Dataset rows describing interfaces
· · ·
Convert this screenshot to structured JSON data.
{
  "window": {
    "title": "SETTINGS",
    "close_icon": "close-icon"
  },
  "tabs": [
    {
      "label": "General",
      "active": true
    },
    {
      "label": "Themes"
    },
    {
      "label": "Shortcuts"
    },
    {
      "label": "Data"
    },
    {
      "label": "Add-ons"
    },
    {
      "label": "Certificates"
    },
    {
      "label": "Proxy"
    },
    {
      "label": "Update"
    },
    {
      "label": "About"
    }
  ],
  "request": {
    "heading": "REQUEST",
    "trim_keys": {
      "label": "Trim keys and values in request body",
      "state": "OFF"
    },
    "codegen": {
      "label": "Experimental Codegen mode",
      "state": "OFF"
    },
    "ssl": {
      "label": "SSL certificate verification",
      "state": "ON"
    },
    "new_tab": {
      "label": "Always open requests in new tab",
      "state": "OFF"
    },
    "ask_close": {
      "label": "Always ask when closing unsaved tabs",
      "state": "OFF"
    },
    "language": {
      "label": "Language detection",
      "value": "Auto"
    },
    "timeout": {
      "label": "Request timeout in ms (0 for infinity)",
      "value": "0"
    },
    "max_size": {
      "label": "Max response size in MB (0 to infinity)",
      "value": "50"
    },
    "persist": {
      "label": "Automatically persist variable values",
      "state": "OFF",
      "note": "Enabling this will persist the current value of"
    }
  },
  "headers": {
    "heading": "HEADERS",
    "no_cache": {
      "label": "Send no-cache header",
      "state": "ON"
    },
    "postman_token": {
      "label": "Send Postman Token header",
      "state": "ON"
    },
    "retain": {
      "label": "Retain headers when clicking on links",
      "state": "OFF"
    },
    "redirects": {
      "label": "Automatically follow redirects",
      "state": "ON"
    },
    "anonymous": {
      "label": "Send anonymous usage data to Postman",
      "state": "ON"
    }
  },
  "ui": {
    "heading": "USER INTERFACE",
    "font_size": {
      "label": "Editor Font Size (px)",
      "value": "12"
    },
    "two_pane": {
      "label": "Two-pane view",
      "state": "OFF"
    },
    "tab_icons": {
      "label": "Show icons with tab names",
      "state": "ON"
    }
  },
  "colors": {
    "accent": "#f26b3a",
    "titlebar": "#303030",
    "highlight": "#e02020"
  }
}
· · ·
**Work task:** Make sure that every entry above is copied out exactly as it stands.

**Result of this task:**
Convert this screenshot to structured JSON data.
{
  "window": {
    "title": "SETTINGS",
    "close_icon": "close-icon"
  },
  "tabs": [
    {
      "label": "General",
      "active": true
    },
    {
      "label": "Themes"
    },
    {
      "label": "Shortcuts"
    },
    {
      "label": "Data"
    },
    {
      "label": "Add-ons"
    },
    {
      "label": "Certificates"
    },
    {
      "label": "Proxy"
    },
    {
      "label": "Update"
    },
    {
      "label": "About"
    }
  ],
  "request": {
    "heading": "REQUEST",
    "trim_keys": {
      "label": "Trim keys and values in request body",
      "state": "OFF"
    },
    "codegen": {
      "label": "Experimental Codegen mode",
      "state": "OFF"
    },
    "ssl": {
      "label": "SSL certificate verification",
      "state": "ON"
    },
    "new_tab": {
      "label": "Always open requests in new tab",
      "state": "OFF"
    },
    "ask_close": {
      "label": "Always ask when closing unsaved tabs",
      "state": "OFF"
    },
    "language": {
      "label": "Language detection",
      "value": "Auto"
    },
    "timeout": {
      "label": "Request timeout in ms (0 for infinity)",
      "value": "0"
    },
    "max_size": {
      "label": "Max response size in MB (0 to infinity)",
      "value": "50"
    },
    "persist": {
      "label": "Automatically persist variable values",
      "state": "OFF",
      "note": "Enabling this will persist the current value of"
    }
  },
  "headers": {
    "heading": "HEADERS",
    "no_cache": {
      "label": "Send no-cache header",
      "state": "ON"
    },
    "postman_token": {
      "label": "Send Postman Token header",
      "state": "ON"
    },
    "retain": {
      "label": "Retain headers when clicking on links",
      "state": "OFF"
    },
    "redirects": {
      "label": "Automatically follow redirects",
      "state": "ON"
    },
    "anonymous": {
      "label": "Send anonymous usage data to Postman",
      "state": "ON"
    }
  },
  "ui": {
    "heading": "USER INTERFACE",
    "font_size": {
      "label": "Editor Font Size (px)",
      "value": "12"
    },
    "two_pane": {
      "label": "Two-pane view",
      "state": "OFF"
    },
    "tab_icons": {
      "label": "Show icons with tab names",
      "state": "ON"
    }
  },
  "colors": {
    "accent": "#f26b3a",
    "titlebar": "#303030",
    "highlight": "#e02020"
  }
}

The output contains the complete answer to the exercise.